I would probably avoid melee/ranged versions of this model as the Abominant and Desecrator both seem to fill that role and better, but with the Towering keyword and a ton of options to tailer this model to a particular need, I could easily see the Despoiler slotting into lists.
The absolute best of the codex Abhorrents, the Desecrator packs a gnarly ranged weapon which can instantly vaporize enemy vehicles and monsters as well as reasonable melee capability for a big knight and the best Aura for War Dogs.
Unless this model is many more points than the other titanic knights, I expect to see this on the table in most knight lists.
Faster, more accurate in melee, and able to advance and charge once per game, I still can’t see playing a Rampager in competitive games unless he is significantly cheaper than the other large knights. In a faction where each model really needs to contribute significantly every game, only really working in the fight phase is a huge problem. Terrain no longer blocks enemy models from the wrath of a large knight with a gun, so this difference becomes even more pronounced.
That said, the universal access to moving through terrain combined with the ability to advance and charge might earn this model a place on the table in some builds, particularly if Karnivores are cheap and often played.
It’s the strangest of the titanic knights, with the worst ranged output, the worst melee output, and very little in the way of defensive tech.
However, it also has the opportunity to force enemy battleshock tests mid turn to turn on +1 to wound for the army guns and can pop out a truly ludicrous number of mortal wounds turn over turn to help trigger more battleshock tests in the next command phase.
I think points are ultimately going to determine whether this model sees play or whether it is relegated to the shelf. If it is cheap enough, I could see running multiples of this model to force multiple battle shocks and perform mass mortal wound bombs.
If it is more expensive than the rest, I am unsure if it will make the cut.
And finally we come to the Tyrant. I am actually fairly excited about this model in a vacuum. T13 is a massive breakpoint. Turning off enemy reinforcements within 12 is a powerful rule, and giving War Dogs in the open the Benefit of Cover is also extremely powerful.
Similarly, this model has a 2+ save in a world of AP -1, and the most powerful ranged weapons the faction has access to (and many of them at a time).

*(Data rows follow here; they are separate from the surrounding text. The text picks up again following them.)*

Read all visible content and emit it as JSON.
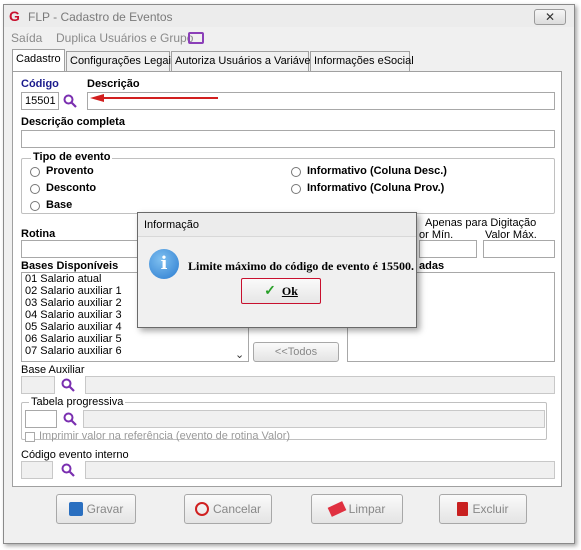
{
  "window": {
    "title": "FLP - Cadastro de Eventos",
    "close_glyph": "✕"
  },
  "menu": {
    "items": [
      "Saída",
      "Duplica Usuários e Grupo"
    ]
  },
  "tabs": [
    "Cadastro",
    "Configurações Legais",
    "Autoriza Usuários a Variáveis",
    "Informações eSocial"
  ],
  "form": {
    "codigo_label": "Código",
    "codigo_value": "15501",
    "descricao_label": "Descrição",
    "descricao_value": "",
    "descricao_completa_label": "Descrição completa",
    "tipo_evento_label": "Tipo de evento",
    "tipo_options": [
      "Provento",
      "Desconto",
      "Base",
      "Informativo (Coluna Desc.)",
      "Informativo (Coluna Prov.)"
    ],
    "rotina_label": "Rotina",
    "apenas_digitacao_label": "Apenas para Digitação",
    "valor_min_label": "or Mín.",
    "valor_max_label": "Valor Máx.",
    "bases_disponiveis_label": "Bases Disponíveis",
    "bases_selecionadas_label": "adas",
    "bases": [
      "01 Salario atual",
      "02 Salario auxiliar 1",
      "03 Salario auxiliar 2",
      "04 Salario auxiliar 3",
      "05 Salario auxiliar 4",
      "06 Salario auxiliar 5",
      "07 Salario auxiliar 6"
    ],
    "todos_button": "<<Todos",
    "base_auxiliar_label": "Base Auxiliar",
    "tabela_progressiva_label": "Tabela progressiva",
    "imprimir_label": "Imprimir valor na referência (evento de rotina Valor)",
    "codigo_evento_interno_label": "Código evento interno"
  },
  "buttons": {
    "gravar": "Gravar",
    "cancelar": "Cancelar",
    "limpar": "Limpar",
    "excluir": "Excluir"
  },
  "dialog": {
    "title": "Informação",
    "message": "Limite máximo do código de evento é 15500.",
    "ok": "Ok"
  },
  "colors": {
    "accent": "#c8102e",
    "arrow": "#d21f1f",
    "search_icon": "#7a2fb0"
  }
}
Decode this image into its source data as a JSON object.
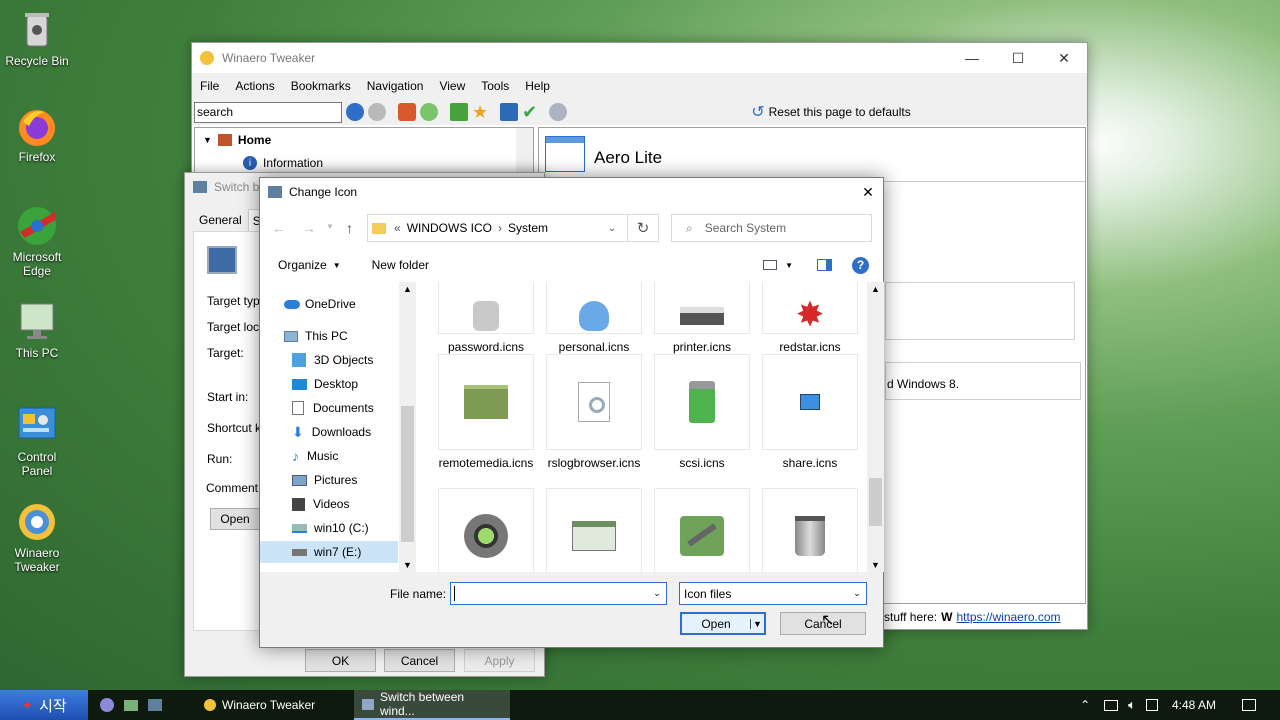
{
  "desktop": {
    "icons": [
      {
        "label": "Recycle Bin"
      },
      {
        "label": "Firefox"
      },
      {
        "label": "Microsoft Edge"
      },
      {
        "label": "This PC"
      },
      {
        "label": "Control Panel"
      },
      {
        "label": "Winaero Tweaker"
      }
    ]
  },
  "tweaker": {
    "title": "Winaero Tweaker",
    "menu": [
      "File",
      "Actions",
      "Bookmarks",
      "Navigation",
      "View",
      "Tools",
      "Help"
    ],
    "search_value": "search",
    "reset_label": "Reset this page to defaults",
    "tree_home": "Home",
    "tree_info": "Information",
    "page_title": "Aero Lite",
    "body_text": "d Windows 8.",
    "footer_text": "stuff here:",
    "footer_link": "https://winaero.com"
  },
  "shortcut_props": {
    "title": "Switch b",
    "tab_general": "General",
    "tab_shortcut": "Sh",
    "labels": [
      "Target typ",
      "Target loc",
      "Target:",
      "Start in:",
      "Shortcut k",
      "Run:",
      "Comment:"
    ],
    "open_btn": "Open",
    "ok": "OK",
    "cancel": "Cancel",
    "apply": "Apply"
  },
  "dialog": {
    "title": "Change Icon",
    "breadcrumb_prefix": "«",
    "breadcrumb": [
      "WINDOWS ICO",
      "System"
    ],
    "search_placeholder": "Search System",
    "organize": "Organize",
    "new_folder": "New folder",
    "nav": [
      {
        "label": "OneDrive"
      },
      {
        "label": "This PC"
      },
      {
        "label": "3D Objects"
      },
      {
        "label": "Desktop"
      },
      {
        "label": "Documents"
      },
      {
        "label": "Downloads"
      },
      {
        "label": "Music"
      },
      {
        "label": "Pictures"
      },
      {
        "label": "Videos"
      },
      {
        "label": "win10 (C:)"
      },
      {
        "label": "win7 (E:)"
      }
    ],
    "files_row1": [
      "password.icns",
      "personal.icns",
      "printer.icns",
      "redstar.icns"
    ],
    "files_row2": [
      "remotemedia.icns",
      "rslogbrowser.icns",
      "scsi.icns",
      "share.icns"
    ],
    "filename_label": "File name:",
    "filename_value": "",
    "filetype": "Icon files",
    "open": "Open",
    "cancel": "Cancel"
  },
  "taskbar": {
    "start": "시작",
    "tasks": [
      "Winaero Tweaker",
      "Switch between wind..."
    ],
    "time": "4:48 AM"
  }
}
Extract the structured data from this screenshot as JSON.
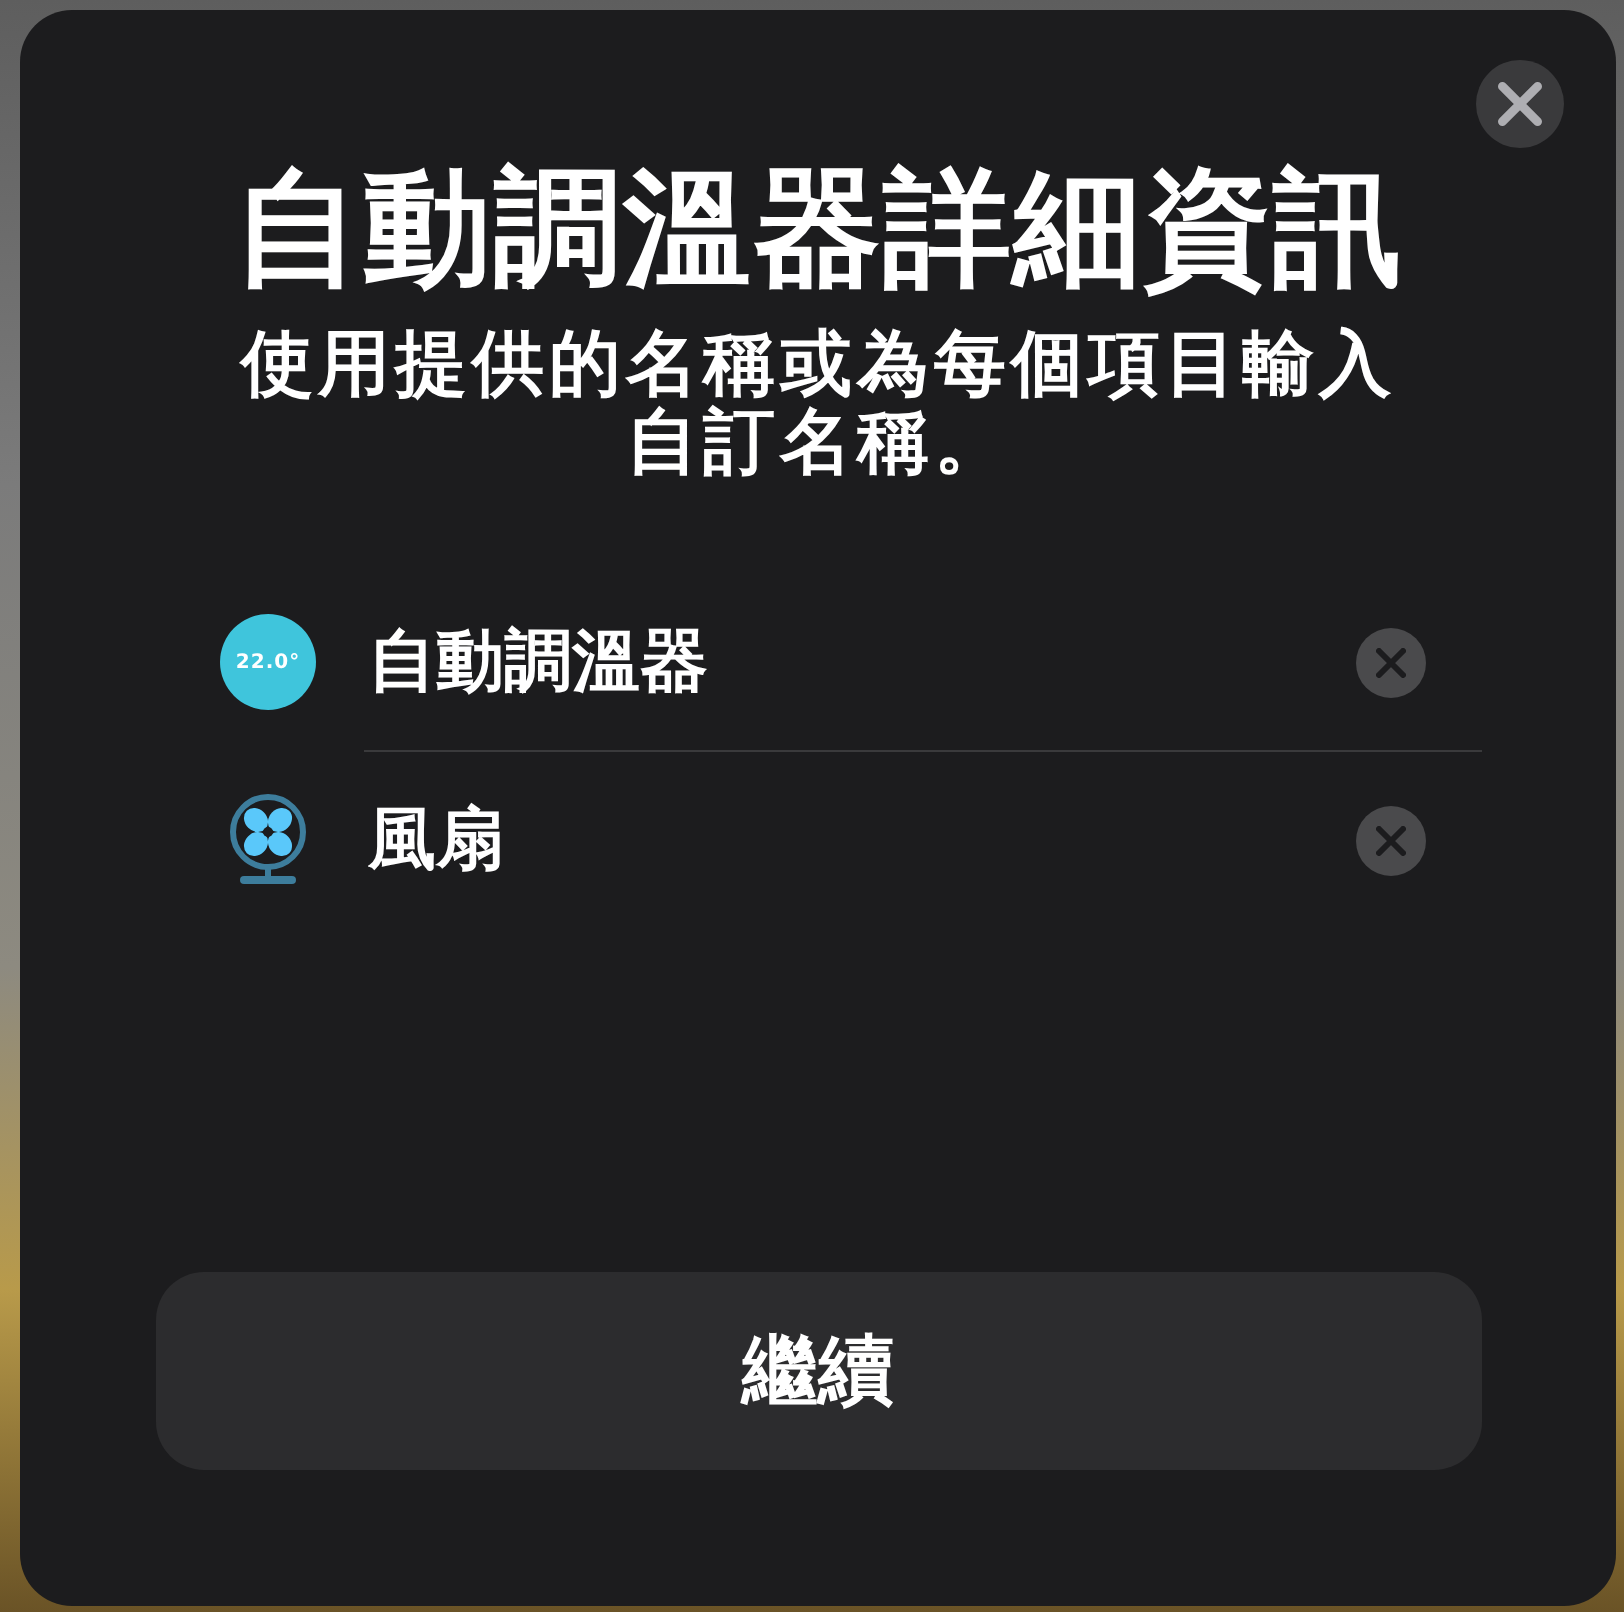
{
  "sheet": {
    "title": "自動調溫器詳細資訊",
    "subtitle": "使用提供的名稱或為每個項目輸入自訂名稱。"
  },
  "accessories": [
    {
      "kind": "thermostat",
      "reading": "22.0°",
      "name": "自動調溫器"
    },
    {
      "kind": "fan",
      "name": "風扇"
    }
  ],
  "continue_button": {
    "label": "繼續"
  }
}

But the points will, once again, make or break this model. If it stays approximately 600 points as it was in 9th, it is dead on arrival. It is not survivable enough to cost 1/3 of a list, and does not have enough extra ranged damage to compare to 4 War Dogs or 1.5 Abhorrent Knights.
Overall, I think knights have pretty strong rules, very strong stratagems, and a decent suite of enhancements and army rules.
But we are missing too many important data points to make a definitive call where we will stand in 10th.
First, we need to know what the forgeworld side of the stable looks like. We know Cerastus Knights are coming to us sometime this summer, and they could be the mixed arms with an emphasis on melee portion of the equation when it comes to the faction that we are really missing.
I think the points are going to be crucial to determining the viability of most of the big knights. 400 points is probably the highest we can really afford to pay for the Abhorrents with enhancements, and the Tyrant really needs to be 500 or less.
Overall, I’m tentatively excited to keep repping the cooler knights, and I can’t wait to see more soon.